RECORDS PROVIDED
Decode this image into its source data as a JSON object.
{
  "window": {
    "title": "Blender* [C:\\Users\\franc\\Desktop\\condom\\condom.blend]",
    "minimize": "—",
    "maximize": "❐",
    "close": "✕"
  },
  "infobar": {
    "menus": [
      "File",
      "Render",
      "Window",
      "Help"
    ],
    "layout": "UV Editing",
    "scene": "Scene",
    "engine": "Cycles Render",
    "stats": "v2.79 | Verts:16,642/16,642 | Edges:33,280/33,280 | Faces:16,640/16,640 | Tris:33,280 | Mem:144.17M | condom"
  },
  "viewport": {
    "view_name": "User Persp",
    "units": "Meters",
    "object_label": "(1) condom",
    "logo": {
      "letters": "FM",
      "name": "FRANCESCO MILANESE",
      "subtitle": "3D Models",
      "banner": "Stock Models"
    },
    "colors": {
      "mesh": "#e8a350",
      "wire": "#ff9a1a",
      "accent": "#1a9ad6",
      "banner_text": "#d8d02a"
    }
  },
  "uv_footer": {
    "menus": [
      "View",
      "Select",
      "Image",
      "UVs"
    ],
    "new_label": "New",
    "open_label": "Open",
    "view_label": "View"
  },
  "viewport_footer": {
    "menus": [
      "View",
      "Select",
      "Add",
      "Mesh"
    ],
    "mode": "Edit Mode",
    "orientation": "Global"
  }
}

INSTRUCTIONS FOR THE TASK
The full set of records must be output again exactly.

OUTPUT OF THE TASK
Decode this image into its source data as a JSON object.
{
  "window": {
    "title": "Blender* [C:\\Users\\franc\\Desktop\\condom\\condom.blend]",
    "minimize": "—",
    "maximize": "❐",
    "close": "✕"
  },
  "infobar": {
    "menus": [
      "File",
      "Render",
      "Window",
      "Help"
    ],
    "layout": "UV Editing",
    "scene": "Scene",
    "engine": "Cycles Render",
    "stats": "v2.79 | Verts:16,642/16,642 | Edges:33,280/33,280 | Faces:16,640/16,640 | Tris:33,280 | Mem:144.17M | condom"
  },
  "viewport": {
    "view_name": "User Persp",
    "units": "Meters",
    "object_label": "(1) condom",
    "logo": {
      "letters": "FM",
      "name": "FRANCESCO MILANESE",
      "subtitle": "3D Models",
      "banner": "Stock Models"
    },
    "colors": {
      "mesh": "#e8a350",
      "wire": "#ff9a1a",
      "accent": "#1a9ad6",
      "banner_text": "#d8d02a"
    }
  },
  "uv_footer": {
    "menus": [
      "View",
      "Select",
      "Image",
      "UVs"
    ],
    "new_label": "New",
    "open_label": "Open",
    "view_label": "View"
  },
  "viewport_footer": {
    "menus": [
      "View",
      "Select",
      "Add",
      "Mesh"
    ],
    "mode": "Edit Mode",
    "orientation": "Global"
  }
}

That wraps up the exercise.